**Assigned task**: What follows is a set of records; copy all of it exactly.

(Component data from apps and pages)
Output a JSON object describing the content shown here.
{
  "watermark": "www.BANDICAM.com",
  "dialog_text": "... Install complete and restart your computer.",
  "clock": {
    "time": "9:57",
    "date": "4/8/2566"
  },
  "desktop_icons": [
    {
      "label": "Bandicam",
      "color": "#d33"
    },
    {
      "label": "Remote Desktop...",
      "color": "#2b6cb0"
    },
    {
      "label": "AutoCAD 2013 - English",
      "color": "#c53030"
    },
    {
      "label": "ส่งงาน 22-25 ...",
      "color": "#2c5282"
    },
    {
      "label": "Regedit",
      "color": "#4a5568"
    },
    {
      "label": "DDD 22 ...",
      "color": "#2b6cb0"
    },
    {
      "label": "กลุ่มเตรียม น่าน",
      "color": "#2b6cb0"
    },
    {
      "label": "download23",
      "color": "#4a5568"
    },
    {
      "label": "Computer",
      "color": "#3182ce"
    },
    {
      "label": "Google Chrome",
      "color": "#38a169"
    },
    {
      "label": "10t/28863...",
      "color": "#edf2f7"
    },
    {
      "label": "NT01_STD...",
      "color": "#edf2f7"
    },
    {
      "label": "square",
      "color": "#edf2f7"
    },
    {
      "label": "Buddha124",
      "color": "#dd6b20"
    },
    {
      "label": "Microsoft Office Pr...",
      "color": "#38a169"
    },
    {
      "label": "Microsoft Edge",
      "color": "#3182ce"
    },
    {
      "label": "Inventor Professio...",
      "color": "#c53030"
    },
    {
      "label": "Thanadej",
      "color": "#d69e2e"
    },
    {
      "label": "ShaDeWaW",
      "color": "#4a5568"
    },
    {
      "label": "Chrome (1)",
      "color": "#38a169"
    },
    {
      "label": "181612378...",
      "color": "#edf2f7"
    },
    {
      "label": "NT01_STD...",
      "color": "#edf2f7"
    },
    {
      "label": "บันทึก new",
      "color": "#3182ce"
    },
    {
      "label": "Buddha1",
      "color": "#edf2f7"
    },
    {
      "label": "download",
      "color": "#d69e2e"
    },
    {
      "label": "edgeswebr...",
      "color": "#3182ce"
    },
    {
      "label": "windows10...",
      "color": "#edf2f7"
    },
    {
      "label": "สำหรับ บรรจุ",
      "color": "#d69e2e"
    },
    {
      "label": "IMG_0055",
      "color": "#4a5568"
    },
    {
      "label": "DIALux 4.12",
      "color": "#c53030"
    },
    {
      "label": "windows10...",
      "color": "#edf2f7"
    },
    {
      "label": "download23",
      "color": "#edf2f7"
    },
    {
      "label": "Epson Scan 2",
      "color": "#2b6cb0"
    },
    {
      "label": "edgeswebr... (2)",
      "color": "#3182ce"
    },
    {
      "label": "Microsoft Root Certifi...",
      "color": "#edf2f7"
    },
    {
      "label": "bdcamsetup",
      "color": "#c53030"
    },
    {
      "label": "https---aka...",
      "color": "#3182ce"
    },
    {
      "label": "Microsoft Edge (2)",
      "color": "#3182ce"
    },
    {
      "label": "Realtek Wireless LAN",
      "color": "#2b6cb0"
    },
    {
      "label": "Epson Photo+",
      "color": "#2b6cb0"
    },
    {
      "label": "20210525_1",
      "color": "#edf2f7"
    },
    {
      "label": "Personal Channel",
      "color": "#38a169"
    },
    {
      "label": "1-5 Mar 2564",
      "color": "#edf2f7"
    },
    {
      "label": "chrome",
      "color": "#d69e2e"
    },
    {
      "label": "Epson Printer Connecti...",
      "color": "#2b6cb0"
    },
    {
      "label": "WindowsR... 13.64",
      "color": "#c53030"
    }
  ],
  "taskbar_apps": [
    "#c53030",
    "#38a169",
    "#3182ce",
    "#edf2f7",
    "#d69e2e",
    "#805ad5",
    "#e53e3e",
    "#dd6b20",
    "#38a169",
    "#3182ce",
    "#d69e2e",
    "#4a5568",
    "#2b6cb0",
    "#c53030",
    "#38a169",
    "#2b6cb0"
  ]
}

**Final answer**:
Output a JSON object describing the content shown here.
{
  "watermark": "www.BANDICAM.com",
  "dialog_text": "... Install complete and restart your computer.",
  "clock": {
    "time": "9:57",
    "date": "4/8/2566"
  },
  "desktop_icons": [
    {
      "label": "Bandicam",
      "color": "#d33"
    },
    {
      "label": "Remote Desktop...",
      "color": "#2b6cb0"
    },
    {
      "label": "AutoCAD 2013 - English",
      "color": "#c53030"
    },
    {
      "label": "ส่งงาน 22-25 ...",
      "color": "#2c5282"
    },
    {
      "label": "Regedit",
      "color": "#4a5568"
    },
    {
      "label": "DDD 22 ...",
      "color": "#2b6cb0"
    },
    {
      "label": "กลุ่มเตรียม น่าน",
      "color": "#2b6cb0"
    },
    {
      "label": "download23",
      "color": "#4a5568"
    },
    {
      "label": "Computer",
      "color": "#3182ce"
    },
    {
      "label": "Google Chrome",
      "color": "#38a169"
    },
    {
      "label": "10t/28863...",
      "color": "#edf2f7"
    },
    {
      "label": "NT01_STD...",
      "color": "#edf2f7"
    },
    {
      "label": "square",
      "color": "#edf2f7"
    },
    {
      "label": "Buddha124",
      "color": "#dd6b20"
    },
    {
      "label": "Microsoft Office Pr...",
      "color": "#38a169"
    },
    {
      "label": "Microsoft Edge",
      "color": "#3182ce"
    },
    {
      "label": "Inventor Professio...",
      "color": "#c53030"
    },
    {
      "label": "Thanadej",
      "color": "#d69e2e"
    },
    {
      "label": "ShaDeWaW",
      "color": "#4a5568"
    },
    {
      "label": "Chrome (1)",
      "color": "#38a169"
    },
    {
      "label": "181612378...",
      "color": "#edf2f7"
    },
    {
      "label": "NT01_STD...",
      "color": "#edf2f7"
    },
    {
      "label": "บันทึก new",
      "color": "#3182ce"
    },
    {
      "label": "Buddha1",
      "color": "#edf2f7"
    },
    {
      "label": "download",
      "color": "#d69e2e"
    },
    {
      "label": "edgeswebr...",
      "color": "#3182ce"
    },
    {
      "label": "windows10...",
      "color": "#edf2f7"
    },
    {
      "label": "สำหรับ บรรจุ",
      "color": "#d69e2e"
    },
    {
      "label": "IMG_0055",
      "color": "#4a5568"
    },
    {
      "label": "DIALux 4.12",
      "color": "#c53030"
    },
    {
      "label": "windows10...",
      "color": "#edf2f7"
    },
    {
      "label": "download23",
      "color": "#edf2f7"
    },
    {
      "label": "Epson Scan 2",
      "color": "#2b6cb0"
    },
    {
      "label": "edgeswebr... (2)",
      "color": "#3182ce"
    },
    {
      "label": "Microsoft Root Certifi...",
      "color": "#edf2f7"
    },
    {
      "label": "bdcamsetup",
      "color": "#c53030"
    },
    {
      "label": "https---aka...",
      "color": "#3182ce"
    },
    {
      "label": "Microsoft Edge (2)",
      "color": "#3182ce"
    },
    {
      "label": "Realtek Wireless LAN",
      "color": "#2b6cb0"
    },
    {
      "label": "Epson Photo+",
      "color": "#2b6cb0"
    },
    {
      "label": "20210525_1",
      "color": "#edf2f7"
    },
    {
      "label": "Personal Channel",
      "color": "#38a169"
    },
    {
      "label": "1-5 Mar 2564",
      "color": "#edf2f7"
    },
    {
      "label": "chrome",
      "color": "#d69e2e"
    },
    {
      "label": "Epson Printer Connecti...",
      "color": "#2b6cb0"
    },
    {
      "label": "WindowsR... 13.64",
      "color": "#c53030"
    }
  ],
  "taskbar_apps": [
    "#c53030",
    "#38a169",
    "#3182ce",
    "#edf2f7",
    "#d69e2e",
    "#805ad5",
    "#e53e3e",
    "#dd6b20",
    "#38a169",
    "#3182ce",
    "#d69e2e",
    "#4a5568",
    "#2b6cb0",
    "#c53030",
    "#38a169",
    "#2b6cb0"
  ]
}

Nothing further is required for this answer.